Third, the atmosphere in the church should be like that found in a family. Acts 4:32 gives us an intimate glimpse of the early church: “All the believers were one in heart and mind. No one claimed that any of his possessions was his own, but they shared everything they had.” Certainly this sounds like family, and family metaphors used in connection with the church abound in the New Testament. No less than five NT letters talk about disciples greeting each other with a holy kiss or a kiss of love. Church assemblies should be much more like family reunions than funeral services.
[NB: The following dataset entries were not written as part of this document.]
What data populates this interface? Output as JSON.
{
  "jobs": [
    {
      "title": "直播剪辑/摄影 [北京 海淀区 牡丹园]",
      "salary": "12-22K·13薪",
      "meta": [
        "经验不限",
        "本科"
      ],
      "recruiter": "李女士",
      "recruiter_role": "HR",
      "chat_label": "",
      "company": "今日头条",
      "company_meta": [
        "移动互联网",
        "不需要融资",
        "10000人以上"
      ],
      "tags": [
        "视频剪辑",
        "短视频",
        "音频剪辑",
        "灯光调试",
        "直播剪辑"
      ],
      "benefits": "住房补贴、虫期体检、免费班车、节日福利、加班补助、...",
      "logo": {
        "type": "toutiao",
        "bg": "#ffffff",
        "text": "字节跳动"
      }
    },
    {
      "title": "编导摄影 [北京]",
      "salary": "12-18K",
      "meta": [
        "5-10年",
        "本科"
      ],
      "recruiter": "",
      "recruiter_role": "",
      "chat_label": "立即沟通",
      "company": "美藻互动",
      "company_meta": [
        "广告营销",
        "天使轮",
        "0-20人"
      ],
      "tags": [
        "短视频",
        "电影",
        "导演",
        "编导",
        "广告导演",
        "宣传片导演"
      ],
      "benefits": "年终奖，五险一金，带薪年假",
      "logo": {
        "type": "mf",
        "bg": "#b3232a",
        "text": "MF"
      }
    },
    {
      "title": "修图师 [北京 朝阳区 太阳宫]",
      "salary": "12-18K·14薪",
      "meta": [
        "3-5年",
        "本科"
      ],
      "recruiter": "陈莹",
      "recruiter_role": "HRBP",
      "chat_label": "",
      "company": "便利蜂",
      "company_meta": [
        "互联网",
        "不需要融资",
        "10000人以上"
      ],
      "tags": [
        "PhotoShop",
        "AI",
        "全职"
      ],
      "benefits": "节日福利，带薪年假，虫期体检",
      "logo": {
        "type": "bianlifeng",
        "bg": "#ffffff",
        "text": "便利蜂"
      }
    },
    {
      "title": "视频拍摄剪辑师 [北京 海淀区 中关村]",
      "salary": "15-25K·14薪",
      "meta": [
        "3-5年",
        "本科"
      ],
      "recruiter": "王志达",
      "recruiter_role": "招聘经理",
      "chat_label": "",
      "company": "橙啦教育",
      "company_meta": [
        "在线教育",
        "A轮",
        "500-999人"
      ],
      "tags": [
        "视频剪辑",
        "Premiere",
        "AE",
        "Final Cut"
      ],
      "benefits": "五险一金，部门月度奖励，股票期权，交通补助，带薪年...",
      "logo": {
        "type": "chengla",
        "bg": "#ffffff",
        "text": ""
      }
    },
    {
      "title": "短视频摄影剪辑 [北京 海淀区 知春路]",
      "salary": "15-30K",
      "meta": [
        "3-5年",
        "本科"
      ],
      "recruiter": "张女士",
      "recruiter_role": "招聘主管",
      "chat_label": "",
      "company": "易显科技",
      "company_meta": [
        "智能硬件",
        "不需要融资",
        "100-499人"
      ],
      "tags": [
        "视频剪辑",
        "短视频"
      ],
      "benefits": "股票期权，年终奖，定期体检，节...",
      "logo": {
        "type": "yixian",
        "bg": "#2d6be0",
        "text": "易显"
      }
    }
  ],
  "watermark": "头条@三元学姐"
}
Discipling relationships fit with the biblical church like a hand in a glove. Everything about the relationships we are describing enrich the church and help her to be all God planned her to be. Such one another relationships are not contrived by man, nor are they optional. Just as biblical morality finds its basis in the nature of God and the needs of man, so the close spiritual relationships found in discipleship grow out of God’s triune nature and man’s need. Without discipleship, church members become lukewarm, churches stagnate and entire societies die. In America, we are in that downward spiral and picking up speed. The only thing that can turn the tide is a return to biblical discipleship, which alone can produce disciples radical enough to be the leaven, light and salt of God—and to once again be used by him to turn the world upside down in a good sense! (Acts 17:6, King James Version).
[i] The Timeless Trinity by Roy Lanier, page 46.